To complicate matters, compassion and kindness can sometimes be viewed as ‘soft’, possibly even a bit weak? But nothing …
Brigitte Najjar, Ripple Kindness: If there was a way to potentially help kids pay better attention, exercise more generosity and kindness with their peers, perform better in school, and be more aware of themselves and others, would you try it?
There is increasing recognition of how social, emotional and cognitive functioning are intermingled; that kids may have difficulty in school when emotional challenges arise which in turn impacts learning.
Can you imagine how it could shift the climate of our schools, our community, our world, if cultivating these qualities was at the forefront of education?
The question, of course, is how?
These days kids’ …
Meditation MP3 – The Heart’s Wisdom: Development of Compassion Jill Stark, Western Advocate: Be kind and you will be well. It has been the cornerstone of Eastern philosophy for centuries.
But what if recognising our shared humanity was more than just a sentimental ideal? What if consciously practicing kindness could change the wiring of your brain and make you live longer?
This is neuroscience’s latest frontier – a growing body of research that shows compassion could be the key to improved health, happiness and longevity.
Brain imaging reveals that exercising compassion stimulates the same pleasure centers associated with the drive …
Recently someone asked me what she should do if she couldn’t trust a person she was being kind to. In the past she’d tried to be compassionate to a roommate she didn’t trust, and had even felt herself to be in danger. She didn’t say what the exact circumstances were, but it sounded scary.
Being kind to someone means treating them as a feeling human being who, like us, has a deep-rooted desire to be happy and an equally deep-rooted desire not to suffer. It means empathizing with the fact that happiness is elusive and that suffering is all too common. Bearing these thoughts in mind makes it harder to be unkind to the other … Read more »
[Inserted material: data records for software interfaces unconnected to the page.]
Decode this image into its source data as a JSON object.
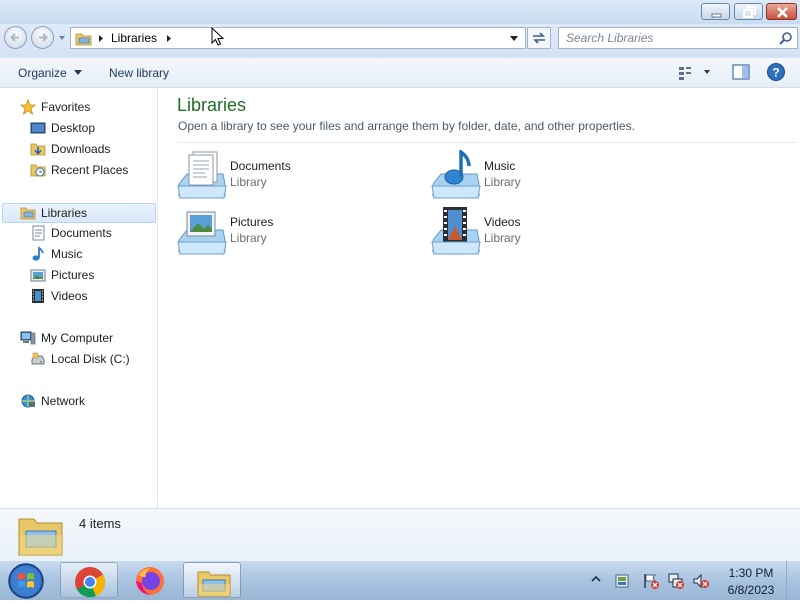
{
  "window": {
    "title": ""
  },
  "address": {
    "crumb": "Libraries"
  },
  "search": {
    "placeholder": "Search Libraries"
  },
  "toolbar": {
    "organize_label": "Organize",
    "new_library_label": "New library"
  },
  "nav": {
    "favorites": {
      "label": "Favorites",
      "items": [
        {
          "label": "Desktop"
        },
        {
          "label": "Downloads"
        },
        {
          "label": "Recent Places"
        }
      ]
    },
    "libraries": {
      "label": "Libraries",
      "items": [
        {
          "label": "Documents"
        },
        {
          "label": "Music"
        },
        {
          "label": "Pictures"
        },
        {
          "label": "Videos"
        }
      ]
    },
    "computer": {
      "label": "My Computer",
      "items": [
        {
          "label": "Local Disk (C:)"
        }
      ]
    },
    "network": {
      "label": "Network"
    }
  },
  "content": {
    "title": "Libraries",
    "description": "Open a library to see your files and arrange them by folder, date, and other properties.",
    "libraries": [
      {
        "name": "Documents",
        "type": "Library",
        "icon": "documents-library-icon"
      },
      {
        "name": "Music",
        "type": "Library",
        "icon": "music-library-icon"
      },
      {
        "name": "Pictures",
        "type": "Library",
        "icon": "pictures-library-icon"
      },
      {
        "name": "Videos",
        "type": "Library",
        "icon": "videos-library-icon"
      }
    ]
  },
  "details": {
    "item_count": "4 items"
  },
  "taskbar": {
    "apps": [
      "chrome-icon",
      "firefox-icon",
      "libraries-explorer-icon"
    ],
    "clock_time": "1:30 PM",
    "clock_date": "6/8/2023"
  },
  "colors": {
    "title_green": "#1e6e25",
    "selection_blue": "#d9e9fb",
    "close_red": "#c7503b"
  }
}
Ed Halliwell, Mindful: In my last blog, I wrote that I had been experimenting with a slightly adapted working definition of mindfulness—“the awareness and approach to life that arises from paying attention on purpose, fully present, with curiosity and compassion.” This is a small shift from the most common modern definition of mindfulness, which describes the practice as ‘non-judgemental.’ Misunderstanding of ‘non-judgement’ has, I believe, has led to some unjustified criticisms, which suggest that mindfulness is ethically groundless or passive.
Mindfulness is just not neutral noticing. There are a clear set of attitudes which underpin the practice, and compassion may be the most …
It’s kind of amazing: right now, what you think and feel, enjoy and suffer, is changing your brain. The brain is the organ that learns, designed by evolution to be changed by our experiences: what scientists call experience-dependent neuroplasticity.
Neurons that fire together, wire together. This means that each one of us has the power to use the mind to change the brain to change the mind for the better. To benefit oneself and other beings.
Using this internal power is more important than ever these days, when so many of us are pushed and prodded by external forces – the economy, media, politics, workplace policies, war on the other side of the world, the … Read more »
I usually describe a practice as something to do: get on your own side, see the being behind the eyes, take in the good, etc. This practice is different: it’s something to recognize. From this recognition, appropriate action will follow. Let me explain.
Some years ago I was invited to give a keynote at a conference with the largest audience I’d ever faced. It was a big step up for me. Legendary psychologists were giving the other talks, and I feared I wouldn’t measure up. I was nervous. Real nervous.
I sat in the back waiting my turn, worrying about how people would see me. I thought about how to look impressive and get approval. … Read more »
The truth is: without a genuine willingness to let in the suffering of others, our spiritual practice remains empty.
Father Theophane, a Christian mystic, writes about an incident that happened when he took some time off from his secular duties for spiritual renewal at a remote monastery. Having heard of a monk there who was widely respected for his wisdom, he sought him out. Theophane had been forewarned that this wise man gave advice only in the form of questions. Eager to receive his own special contemplation, Theophane approached the monk: “I am a parish priest and am here on retreat. Could you give me a question to meditate on?”
“Ah, yes.” The wise man … Read more »